While there is a narrative arch in the set, it doesn’t feel linear, as each musician and instrument is dependent upon each other in a much more innate way than most bands. They are involved in a constant, unfolding discourse, such as we hear in The Cleaner, with two subjects angling the same narrative – different voices give different versions as drummer Ollie and guitarist Louis playfully fight for the lead. And then of course comes crowd favourite House Plants, with its rotational bass line constantly feeling one step ahead. Off-beats like ad-hoc punctuation conjure up a feeling of uncut, chopped-up melodic sentences, fitting for the millennial nervous breakdown it represents. Squid make intelligent, upbeat music brimming with humour that isn’t malicious or sardonic and most importantly, is genuinely emotive.
Our DJ’s for the evening, our mood-setters and soothsayers, are Glows (Marco Pini) and Savage Gary (Dan Carey). Despite the baby face, Glows sets an effortless cool, holding back and giving way expertly with some light dub-infused sounds. Savage Gary, playing later, hits on the harder stuff. Using a modular synth of his own construction, Savage Gazza gives a drizzling of deep beats and techno like some kind of mad scientist, fingers twisting and turning around the erupting cables.

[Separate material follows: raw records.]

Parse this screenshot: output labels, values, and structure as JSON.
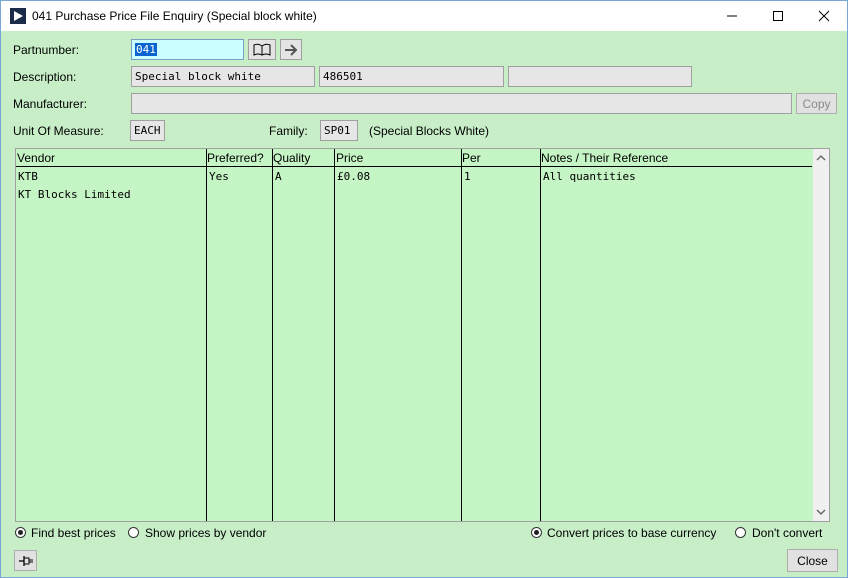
{
  "window": {
    "title": "041 Purchase Price File Enquiry (Special block white)"
  },
  "form": {
    "partnumber_label": "Partnumber:",
    "partnumber_value": "041",
    "description_label": "Description:",
    "description_1": "Special block white",
    "description_2": "486501",
    "description_3": "",
    "manufacturer_label": "Manufacturer:",
    "manufacturer_value": "",
    "copy_label": "Copy",
    "uom_label": "Unit Of Measure:",
    "uom_value": "EACH",
    "family_label": "Family:",
    "family_value": "SP01",
    "family_desc": "(Special Blocks White)"
  },
  "grid": {
    "headers": [
      "Vendor",
      "Preferred?",
      "Quality",
      "Price",
      "Per",
      "Notes / Their Reference"
    ],
    "rows": [
      {
        "vendor_code": "KTB",
        "vendor_name": "KT Blocks Limited",
        "preferred": "Yes",
        "quality": "A",
        "price": "£0.08",
        "per": "1",
        "notes": "All quantities"
      }
    ]
  },
  "options": {
    "find_best": "Find best prices",
    "by_vendor": "Show prices by vendor",
    "convert": "Convert prices to base currency",
    "dont_convert": "Don't convert",
    "find_best_selected": true,
    "convert_selected": true
  },
  "footer": {
    "close_label": "Close"
  },
  "icons": {
    "app": "play-icon",
    "lookup": "book-icon",
    "next": "arrow-right-icon",
    "pin": "pin-icon"
  }
}
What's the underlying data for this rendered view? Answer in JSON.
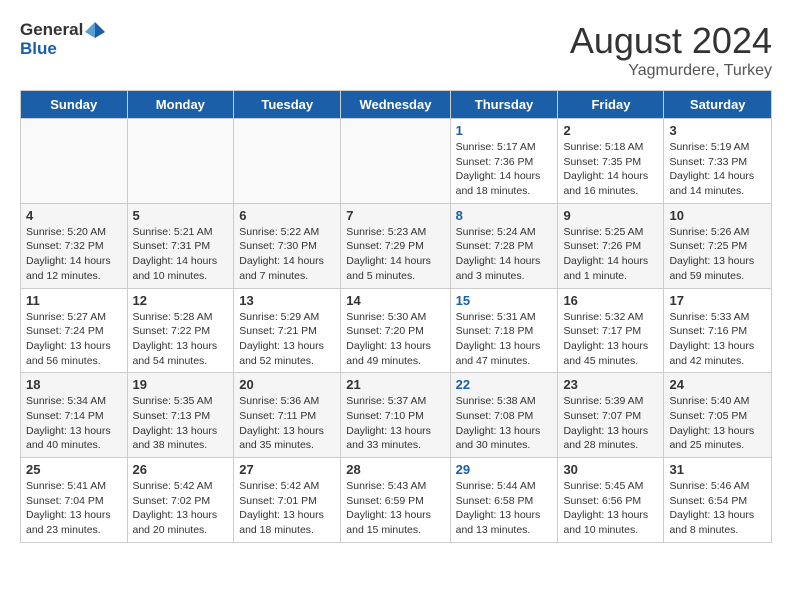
{
  "header": {
    "logo_general": "General",
    "logo_blue": "Blue",
    "month_year": "August 2024",
    "location": "Yagmurdere, Turkey"
  },
  "weekdays": [
    "Sunday",
    "Monday",
    "Tuesday",
    "Wednesday",
    "Thursday",
    "Friday",
    "Saturday"
  ],
  "weeks": [
    [
      {
        "day": "",
        "content": ""
      },
      {
        "day": "",
        "content": ""
      },
      {
        "day": "",
        "content": ""
      },
      {
        "day": "",
        "content": ""
      },
      {
        "day": "1",
        "is_thursday": true,
        "content": "Sunrise: 5:17 AM\nSunset: 7:36 PM\nDaylight: 14 hours\nand 18 minutes."
      },
      {
        "day": "2",
        "content": "Sunrise: 5:18 AM\nSunset: 7:35 PM\nDaylight: 14 hours\nand 16 minutes."
      },
      {
        "day": "3",
        "content": "Sunrise: 5:19 AM\nSunset: 7:33 PM\nDaylight: 14 hours\nand 14 minutes."
      }
    ],
    [
      {
        "day": "4",
        "content": "Sunrise: 5:20 AM\nSunset: 7:32 PM\nDaylight: 14 hours\nand 12 minutes."
      },
      {
        "day": "5",
        "content": "Sunrise: 5:21 AM\nSunset: 7:31 PM\nDaylight: 14 hours\nand 10 minutes."
      },
      {
        "day": "6",
        "content": "Sunrise: 5:22 AM\nSunset: 7:30 PM\nDaylight: 14 hours\nand 7 minutes."
      },
      {
        "day": "7",
        "content": "Sunrise: 5:23 AM\nSunset: 7:29 PM\nDaylight: 14 hours\nand 5 minutes."
      },
      {
        "day": "8",
        "is_thursday": true,
        "content": "Sunrise: 5:24 AM\nSunset: 7:28 PM\nDaylight: 14 hours\nand 3 minutes."
      },
      {
        "day": "9",
        "content": "Sunrise: 5:25 AM\nSunset: 7:26 PM\nDaylight: 14 hours\nand 1 minute."
      },
      {
        "day": "10",
        "content": "Sunrise: 5:26 AM\nSunset: 7:25 PM\nDaylight: 13 hours\nand 59 minutes."
      }
    ],
    [
      {
        "day": "11",
        "content": "Sunrise: 5:27 AM\nSunset: 7:24 PM\nDaylight: 13 hours\nand 56 minutes."
      },
      {
        "day": "12",
        "content": "Sunrise: 5:28 AM\nSunset: 7:22 PM\nDaylight: 13 hours\nand 54 minutes."
      },
      {
        "day": "13",
        "content": "Sunrise: 5:29 AM\nSunset: 7:21 PM\nDaylight: 13 hours\nand 52 minutes."
      },
      {
        "day": "14",
        "content": "Sunrise: 5:30 AM\nSunset: 7:20 PM\nDaylight: 13 hours\nand 49 minutes."
      },
      {
        "day": "15",
        "is_thursday": true,
        "content": "Sunrise: 5:31 AM\nSunset: 7:18 PM\nDaylight: 13 hours\nand 47 minutes."
      },
      {
        "day": "16",
        "content": "Sunrise: 5:32 AM\nSunset: 7:17 PM\nDaylight: 13 hours\nand 45 minutes."
      },
      {
        "day": "17",
        "content": "Sunrise: 5:33 AM\nSunset: 7:16 PM\nDaylight: 13 hours\nand 42 minutes."
      }
    ],
    [
      {
        "day": "18",
        "content": "Sunrise: 5:34 AM\nSunset: 7:14 PM\nDaylight: 13 hours\nand 40 minutes."
      },
      {
        "day": "19",
        "content": "Sunrise: 5:35 AM\nSunset: 7:13 PM\nDaylight: 13 hours\nand 38 minutes."
      },
      {
        "day": "20",
        "content": "Sunrise: 5:36 AM\nSunset: 7:11 PM\nDaylight: 13 hours\nand 35 minutes."
      },
      {
        "day": "21",
        "content": "Sunrise: 5:37 AM\nSunset: 7:10 PM\nDaylight: 13 hours\nand 33 minutes."
      },
      {
        "day": "22",
        "is_thursday": true,
        "content": "Sunrise: 5:38 AM\nSunset: 7:08 PM\nDaylight: 13 hours\nand 30 minutes."
      },
      {
        "day": "23",
        "content": "Sunrise: 5:39 AM\nSunset: 7:07 PM\nDaylight: 13 hours\nand 28 minutes."
      },
      {
        "day": "24",
        "content": "Sunrise: 5:40 AM\nSunset: 7:05 PM\nDaylight: 13 hours\nand 25 minutes."
      }
    ],
    [
      {
        "day": "25",
        "content": "Sunrise: 5:41 AM\nSunset: 7:04 PM\nDaylight: 13 hours\nand 23 minutes."
      },
      {
        "day": "26",
        "content": "Sunrise: 5:42 AM\nSunset: 7:02 PM\nDaylight: 13 hours\nand 20 minutes."
      },
      {
        "day": "27",
        "content": "Sunrise: 5:42 AM\nSunset: 7:01 PM\nDaylight: 13 hours\nand 18 minutes."
      },
      {
        "day": "28",
        "content": "Sunrise: 5:43 AM\nSunset: 6:59 PM\nDaylight: 13 hours\nand 15 minutes."
      },
      {
        "day": "29",
        "is_thursday": true,
        "content": "Sunrise: 5:44 AM\nSunset: 6:58 PM\nDaylight: 13 hours\nand 13 minutes."
      },
      {
        "day": "30",
        "content": "Sunrise: 5:45 AM\nSunset: 6:56 PM\nDaylight: 13 hours\nand 10 minutes."
      },
      {
        "day": "31",
        "content": "Sunrise: 5:46 AM\nSunset: 6:54 PM\nDaylight: 13 hours\nand 8 minutes."
      }
    ]
  ]
}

The greatest thing to take away from this night is a genuinely emotional feeling of community and joy through excellent music. Sing-a-long moments, laughter and very few mobile phones. A night to remember, which held its own energy from start to finish, and is reflective of the real musical subcultures and intelligent sounds and musings that our city still has to offer. London’s still got it.